Air quality in the national capital saw a marginal improvement on Wednesday following favourable meteorological conditions. The air quality, however, remained in the 'poor' category. The central government's Air Quality Early Warning System for Delhi said "fire counts" reduced in Punjab (around 2,400) on Tuesday, but were "still significantly high and are likely to impact the air quality in Delhi-NCR and northwest India".
The share of stubble burning in Delhi's pollution had dropped to 10 per cent on Tuesday due to a change in the wind direction. The city recorded an air quality index (AQI) of 279 at 10 am as wind speed picked up.
The 24-hour average AQI was 302 on Tuesday.
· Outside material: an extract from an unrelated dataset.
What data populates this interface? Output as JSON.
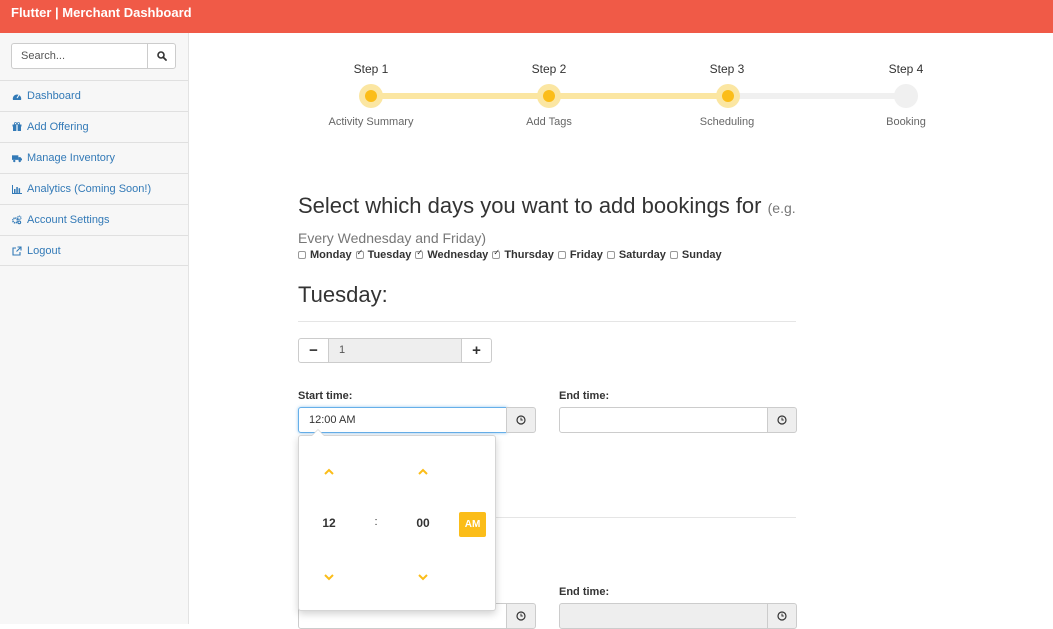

It was 293 on Monday and 364 on Sunday.
An AQI between 0 and 50 is considered "good", 51 and 100 "satisfactory", 101 and 200 "moderate",201 and 300 "poor", 301 and 400 "very poor", and 401 and 500 "severe".
According to the Ministry of Earth Sciences' air quality monitor, SAFAR, said the share of stubble burning accounted for 16 per cent of Delhi's pollution on Monday and 40 per cent on Sunday, the maximum so far this season.
It was 32 per cent on Saturday, 19 per cent on Friday and 36 per cent on Thursday.
Last year, the farm fire contribution to Delhi's pollution had peaked to 44 per cent on November 1, according to SAFAR data.
According to the India Meteorological Department, the maximum wind speed was 15 kilometers per hour on Wednesday.
The city recorded a minimum temperature of 10.6 degrees Celsius. Calm winds and low temperatures trap pollutants close to the ground, while favourable wind speed helps in their dispersion.
According to the Air Quality Early Warning System for Delhi, the city's ventilation index – a product of mixing depth and average wind speed – was expected to be around 9,5000 metre square per second on Wednesday – favourable for dispersion of pollutants.
Mixing depth is the vertical height in which pollutants are suspended in the air. It reduces on cold days with calm wind speed.
A ventilation index lower than 6,000 sqm/second, with the average wind speed less than 10 kmph, is unfavourable for dispersal of pollutants.
(With inputs from PTI)